    • Right, but then you're just getting into however different people value different things (including money, the performance of their golf clubs, the looks of the golf clubs, the value of a name brand, etc.). People have different values. For something like this, there's rarely any agreement on those, nor is there any "right" or "wrong" answers. I use a set of muscle backs that could just as easily be from the 1950s as now. The tech on those isn't really improving much (though the shafts are undoubtedly much better).
    • We went round and round a bit on this last year, but I don't remember seeing decision 15-3b/1 mentioned.  The difference between this decision and 27/6 seems to be that B's ball is found in a timely manner.  The finding of the "other" ball makes it virtually certain that A's ball was moved by an outside agency (Player B).  In the other thread, B's ball is never found.  27/6 allows the same kind of relief as long as the "other" ball is found within the 5-minute search limit.  As I read the rules and decisions, this is a timing issue,  the rules require a decision to be made within 5 minutes of beginning the search for A's ball.  If the "other ball" isn't found, its presumed lost.   In a way this is somewhat similar to another discussion we had, where a player's ball apparently hit a cart path and went much further than anticipated.  He searched and didn't find it at the expected distance, went back and played another tee shot for the lost ball, and eventually found the original much closer to the green.  He couldn't then put the original into play and "negate" the second tee ball, as he'd already searched for 5 minutes. I don't know if the difference in the timing of the discovery is adequate justification for the different outcomes, but that seems to me to be the defining factor.  It would be interesting to get the take of some of the USGA rules experts on this, not on what the rules say, but on why they draw the distinction.
    • I'd have thought there would be a sliding scale, akin to a volume discount. Not just $x/18 = per-hole cost. Or if there are obvious points where it's not terrible to get back to the clubhouse, make 3-hole, 7-hole, 11-hole, 15-hole, and 18-hole rates. Then you could even consider the par of the holes. Heck, if the course started par 5, 4, 5 I'd be tempted to just play the first three holes three times.  I'd get more for my money than playing holes 4, 5, and 6 which are pars 3, 4, 3.
  • TST Blog Entries

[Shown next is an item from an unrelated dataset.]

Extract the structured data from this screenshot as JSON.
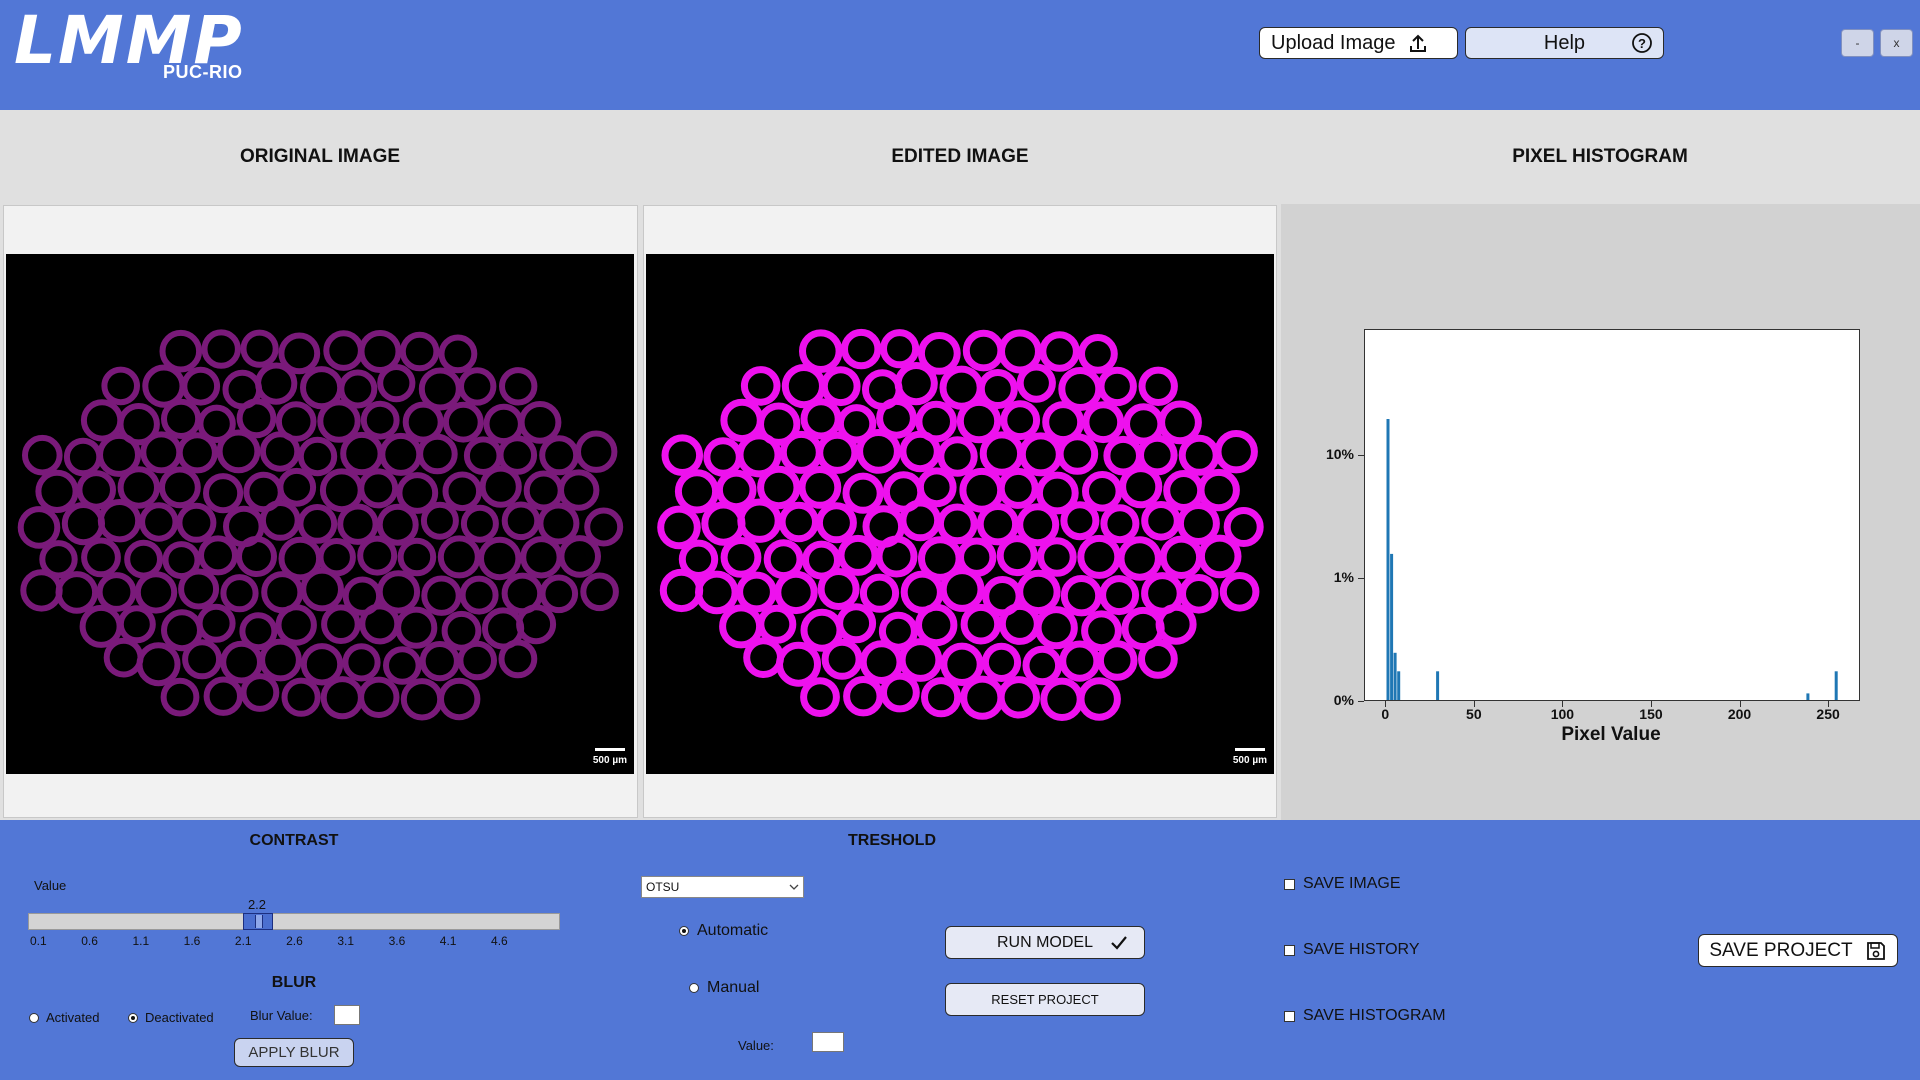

  • Images

  • Today's Birthdays

    1. bandstan
      bandstan
      (46 years old)
    2. boobiemiles
      boobiemiles
      (25 years old)
    3. ElsieOlson
      ElsieOlson
      (77 years old)
    4. Matt66
      Matt66
      (26 years old)
  • Blog Entries